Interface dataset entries

○ ○ ○ ○ ○

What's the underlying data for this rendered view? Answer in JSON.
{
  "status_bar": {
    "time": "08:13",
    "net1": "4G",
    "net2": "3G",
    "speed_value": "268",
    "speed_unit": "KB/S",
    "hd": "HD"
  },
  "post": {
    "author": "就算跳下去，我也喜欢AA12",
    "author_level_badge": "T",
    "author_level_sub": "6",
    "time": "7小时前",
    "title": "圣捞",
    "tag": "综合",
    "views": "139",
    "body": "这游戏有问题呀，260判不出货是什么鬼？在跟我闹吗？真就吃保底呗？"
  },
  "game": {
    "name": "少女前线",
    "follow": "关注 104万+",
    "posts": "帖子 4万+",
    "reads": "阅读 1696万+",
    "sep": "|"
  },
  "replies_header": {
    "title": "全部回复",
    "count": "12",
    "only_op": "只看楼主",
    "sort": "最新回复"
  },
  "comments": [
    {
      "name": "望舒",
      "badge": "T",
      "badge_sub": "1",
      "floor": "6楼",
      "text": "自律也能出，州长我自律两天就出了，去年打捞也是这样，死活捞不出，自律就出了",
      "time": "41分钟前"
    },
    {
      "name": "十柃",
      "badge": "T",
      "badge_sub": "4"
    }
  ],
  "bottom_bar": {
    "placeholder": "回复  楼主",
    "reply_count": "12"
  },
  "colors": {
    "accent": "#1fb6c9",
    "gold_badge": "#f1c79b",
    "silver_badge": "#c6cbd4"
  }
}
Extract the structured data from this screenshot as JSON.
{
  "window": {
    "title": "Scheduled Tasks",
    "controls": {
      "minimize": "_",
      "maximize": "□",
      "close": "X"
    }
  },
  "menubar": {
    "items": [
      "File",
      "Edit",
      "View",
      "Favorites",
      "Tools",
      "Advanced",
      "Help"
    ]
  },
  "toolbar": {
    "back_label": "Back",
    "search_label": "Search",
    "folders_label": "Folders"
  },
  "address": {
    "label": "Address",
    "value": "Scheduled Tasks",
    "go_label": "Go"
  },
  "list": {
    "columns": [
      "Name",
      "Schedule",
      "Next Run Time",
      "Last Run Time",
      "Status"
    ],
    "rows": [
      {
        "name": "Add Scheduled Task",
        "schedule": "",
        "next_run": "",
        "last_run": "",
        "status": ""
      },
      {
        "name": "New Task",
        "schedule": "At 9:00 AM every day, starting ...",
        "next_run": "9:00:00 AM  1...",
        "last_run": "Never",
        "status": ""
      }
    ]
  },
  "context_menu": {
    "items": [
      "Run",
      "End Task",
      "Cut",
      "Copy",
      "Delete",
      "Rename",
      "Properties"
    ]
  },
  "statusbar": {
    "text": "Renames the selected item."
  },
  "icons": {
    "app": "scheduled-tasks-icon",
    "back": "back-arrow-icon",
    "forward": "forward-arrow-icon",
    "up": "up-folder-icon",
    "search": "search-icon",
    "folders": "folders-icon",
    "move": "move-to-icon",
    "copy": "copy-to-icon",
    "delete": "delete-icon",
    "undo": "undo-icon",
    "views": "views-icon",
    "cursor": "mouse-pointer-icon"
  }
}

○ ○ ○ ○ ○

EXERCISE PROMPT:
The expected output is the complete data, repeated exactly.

RESULT FOR THIS EXERCISE:
What's the underlying data for this rendered view? Answer in JSON.
{
  "status_bar": {
    "time": "08:13",
    "net1": "4G",
    "net2": "3G",
    "speed_value": "268",
    "speed_unit": "KB/S",
    "hd": "HD"
  },
  "post": {
    "author": "就算跳下去，我也喜欢AA12",
    "author_level_badge": "T",
    "author_level_sub": "6",
    "time": "7小时前",
    "title": "圣捞",
    "tag": "综合",
    "views": "139",
    "body": "这游戏有问题呀，260判不出货是什么鬼？在跟我闹吗？真就吃保底呗？"
  },
  "game": {
    "name": "少女前线",
    "follow": "关注 104万+",
    "posts": "帖子 4万+",
    "reads": "阅读 1696万+",
    "sep": "|"
  },
  "replies_header": {
    "title": "全部回复",
    "count": "12",
    "only_op": "只看楼主",
    "sort": "最新回复"
  },
  "comments": [
    {
      "name": "望舒",
      "badge": "T",
      "badge_sub": "1",
      "floor": "6楼",
      "text": "自律也能出，州长我自律两天就出了，去年打捞也是这样，死活捞不出，自律就出了",
      "time": "41分钟前"
    },
    {
      "name": "十柃",
      "badge": "T",
      "badge_sub": "4"
    }
  ],
  "bottom_bar": {
    "placeholder": "回复  楼主",
    "reply_count": "12"
  },
  "colors": {
    "accent": "#1fb6c9",
    "gold_badge": "#f1c79b",
    "silver_badge": "#c6cbd4"
  }
}
Extract the structured data from this screenshot as JSON.
{
  "window": {
    "title": "Scheduled Tasks",
    "controls": {
      "minimize": "_",
      "maximize": "□",
      "close": "X"
    }
  },
  "menubar": {
    "items": [
      "File",
      "Edit",
      "View",
      "Favorites",
      "Tools",
      "Advanced",
      "Help"
    ]
  },
  "toolbar": {
    "back_label": "Back",
    "search_label": "Search",
    "folders_label": "Folders"
  },
  "address": {
    "label": "Address",
    "value": "Scheduled Tasks",
    "go_label": "Go"
  },
  "list": {
    "columns": [
      "Name",
      "Schedule",
      "Next Run Time",
      "Last Run Time",
      "Status"
    ],
    "rows": [
      {
        "name": "Add Scheduled Task",
        "schedule": "",
        "next_run": "",
        "last_run": "",
        "status": ""
      },
      {
        "name": "New Task",
        "schedule": "At 9:00 AM every day, starting ...",
        "next_run": "9:00:00 AM  1...",
        "last_run": "Never",
        "status": ""
      }
    ]
  },
  "context_menu": {
    "items": [
      "Run",
      "End Task",
      "Cut",
      "Copy",
      "Delete",
      "Rename",
      "Properties"
    ]
  },
  "statusbar": {
    "text": "Renames the selected item."
  },
  "icons": {
    "app": "scheduled-tasks-icon",
    "back": "back-arrow-icon",
    "forward": "forward-arrow-icon",
    "up": "up-folder-icon",
    "search": "search-icon",
    "folders": "folders-icon",
    "move": "move-to-icon",
    "copy": "copy-to-icon",
    "delete": "delete-icon",
    "undo": "undo-icon",
    "views": "views-icon",
    "cursor": "mouse-pointer-icon"
  }
}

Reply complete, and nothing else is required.